Pictures aside, every line of the listing should be given again exactly.

DATA FOR REVIEW →

┄┄┄┄┄┄┄┄┄┄

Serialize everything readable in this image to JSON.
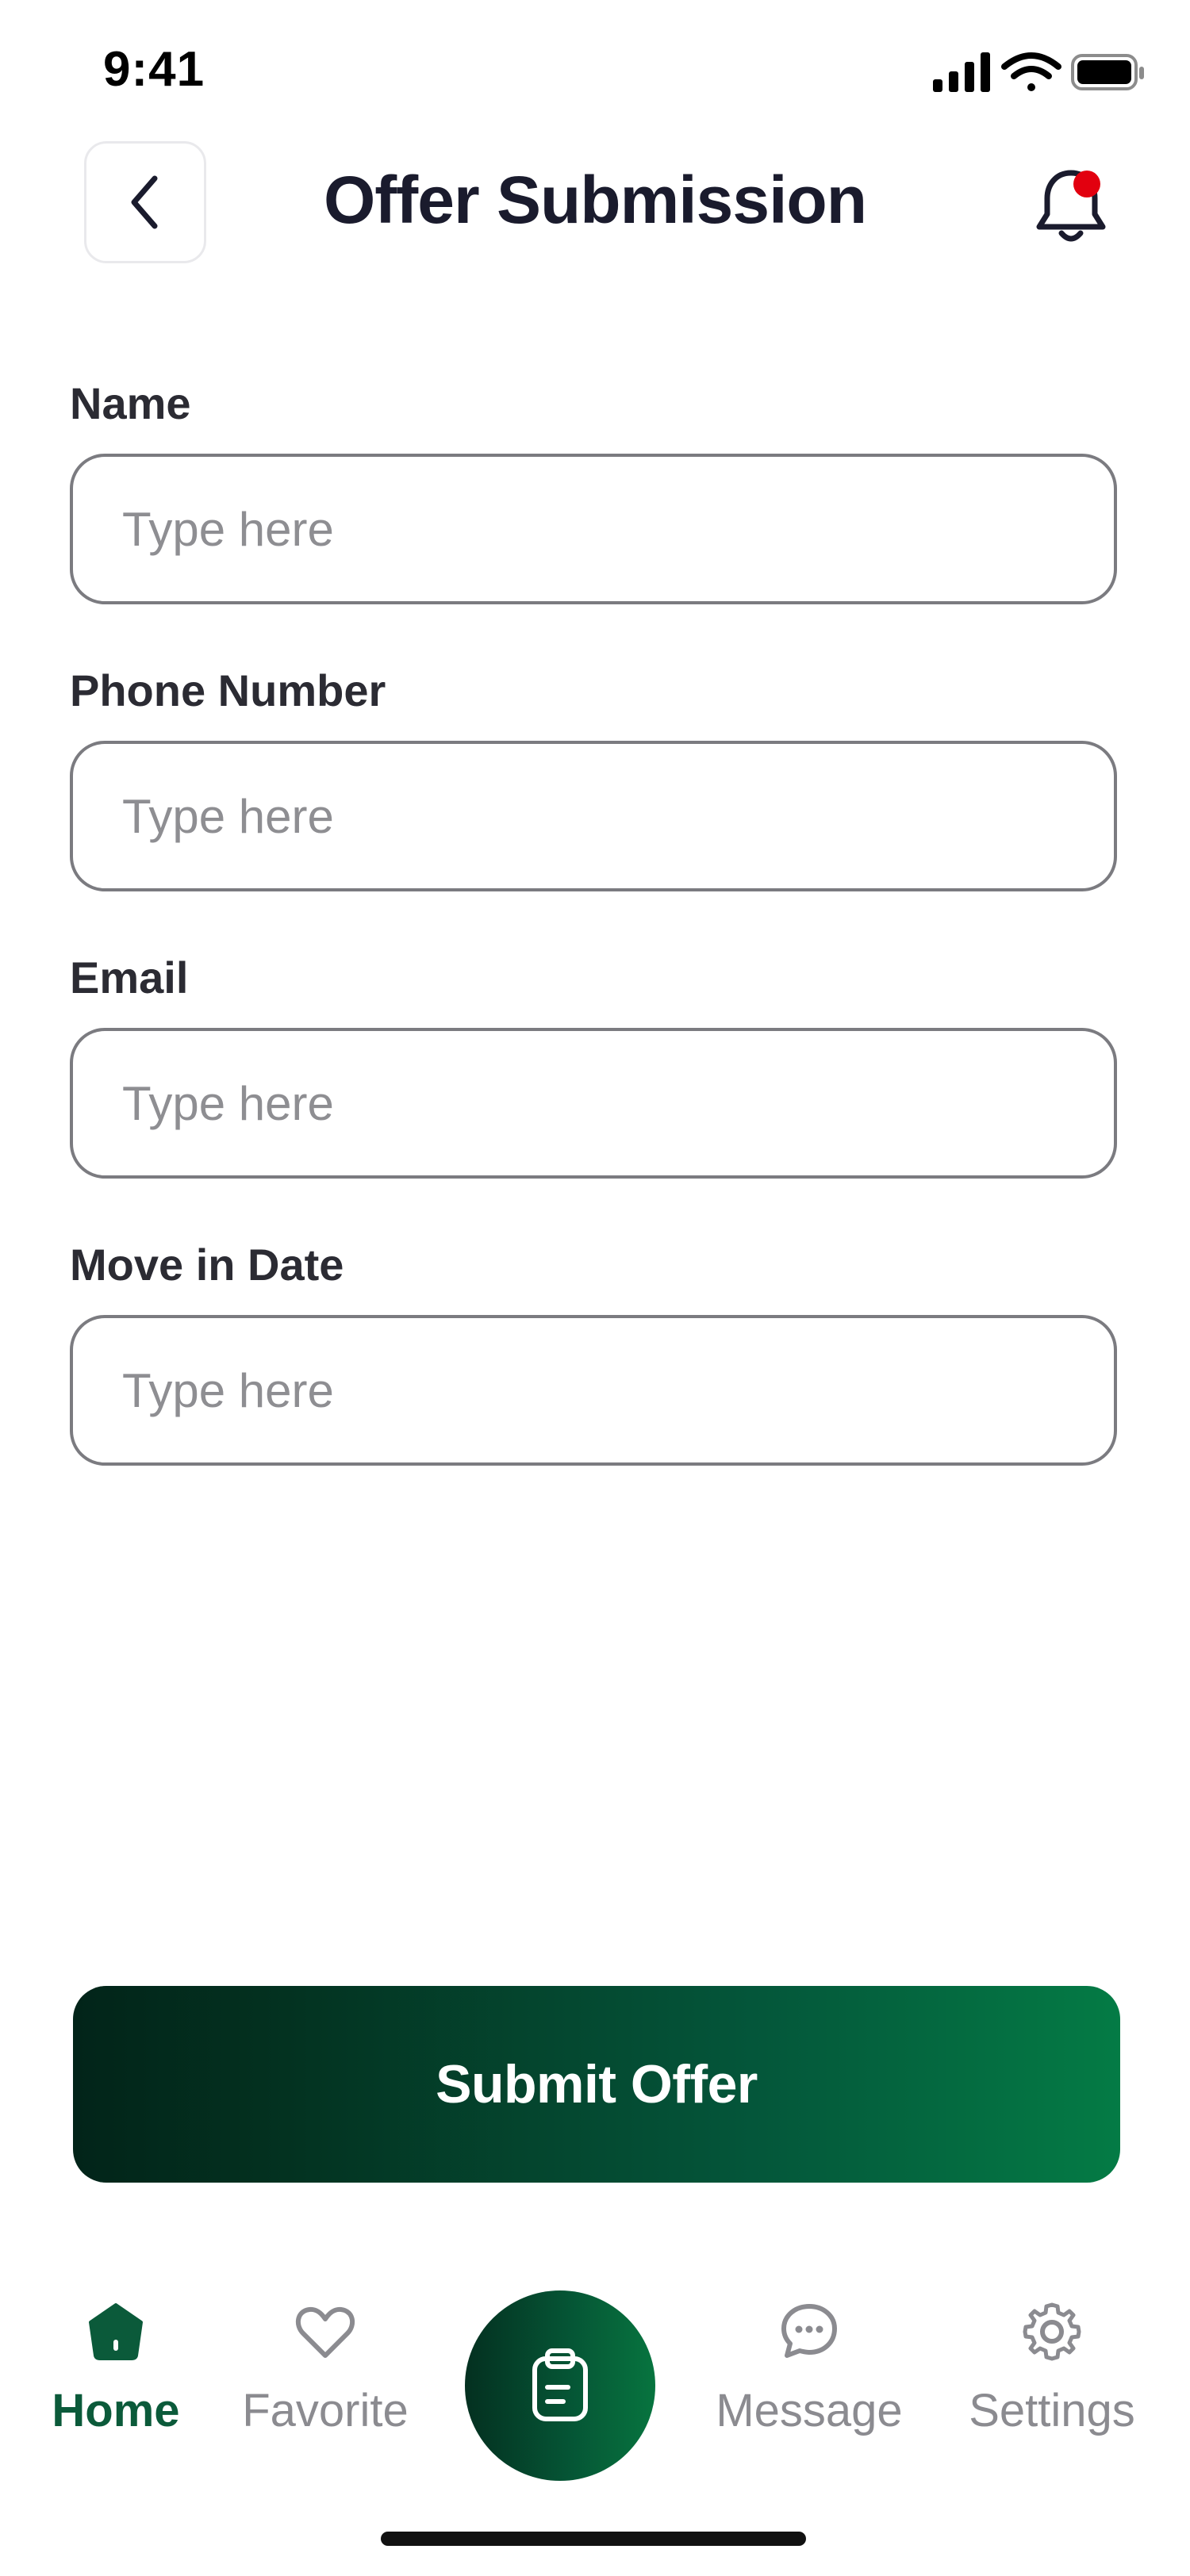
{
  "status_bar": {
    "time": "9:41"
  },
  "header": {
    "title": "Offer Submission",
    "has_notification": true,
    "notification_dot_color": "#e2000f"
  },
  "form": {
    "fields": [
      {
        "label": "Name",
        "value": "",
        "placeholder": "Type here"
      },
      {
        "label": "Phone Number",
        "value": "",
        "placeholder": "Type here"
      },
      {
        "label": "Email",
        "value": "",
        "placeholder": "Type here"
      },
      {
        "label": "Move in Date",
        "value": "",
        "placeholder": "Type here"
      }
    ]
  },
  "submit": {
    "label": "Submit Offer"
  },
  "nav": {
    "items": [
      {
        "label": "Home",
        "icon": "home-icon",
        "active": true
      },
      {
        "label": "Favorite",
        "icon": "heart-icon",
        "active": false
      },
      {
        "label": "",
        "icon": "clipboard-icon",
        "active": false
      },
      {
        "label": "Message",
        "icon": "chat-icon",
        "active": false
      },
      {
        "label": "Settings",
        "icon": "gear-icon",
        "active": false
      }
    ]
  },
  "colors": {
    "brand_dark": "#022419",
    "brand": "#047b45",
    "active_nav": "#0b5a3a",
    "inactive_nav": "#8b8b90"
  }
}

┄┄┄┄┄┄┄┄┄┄

ANSWER BOX →
Serialize everything readable in this image to JSON.
{
  "status_bar": {
    "time": "9:41"
  },
  "header": {
    "title": "Offer Submission",
    "has_notification": true,
    "notification_dot_color": "#e2000f"
  },
  "form": {
    "fields": [
      {
        "label": "Name",
        "value": "",
        "placeholder": "Type here"
      },
      {
        "label": "Phone Number",
        "value": "",
        "placeholder": "Type here"
      },
      {
        "label": "Email",
        "value": "",
        "placeholder": "Type here"
      },
      {
        "label": "Move in Date",
        "value": "",
        "placeholder": "Type here"
      }
    ]
  },
  "submit": {
    "label": "Submit Offer"
  },
  "nav": {
    "items": [
      {
        "label": "Home",
        "icon": "home-icon",
        "active": true
      },
      {
        "label": "Favorite",
        "icon": "heart-icon",
        "active": false
      },
      {
        "label": "",
        "icon": "clipboard-icon",
        "active": false
      },
      {
        "label": "Message",
        "icon": "chat-icon",
        "active": false
      },
      {
        "label": "Settings",
        "icon": "gear-icon",
        "active": false
      }
    ]
  },
  "colors": {
    "brand_dark": "#022419",
    "brand": "#047b45",
    "active_nav": "#0b5a3a",
    "inactive_nav": "#8b8b90"
  }
}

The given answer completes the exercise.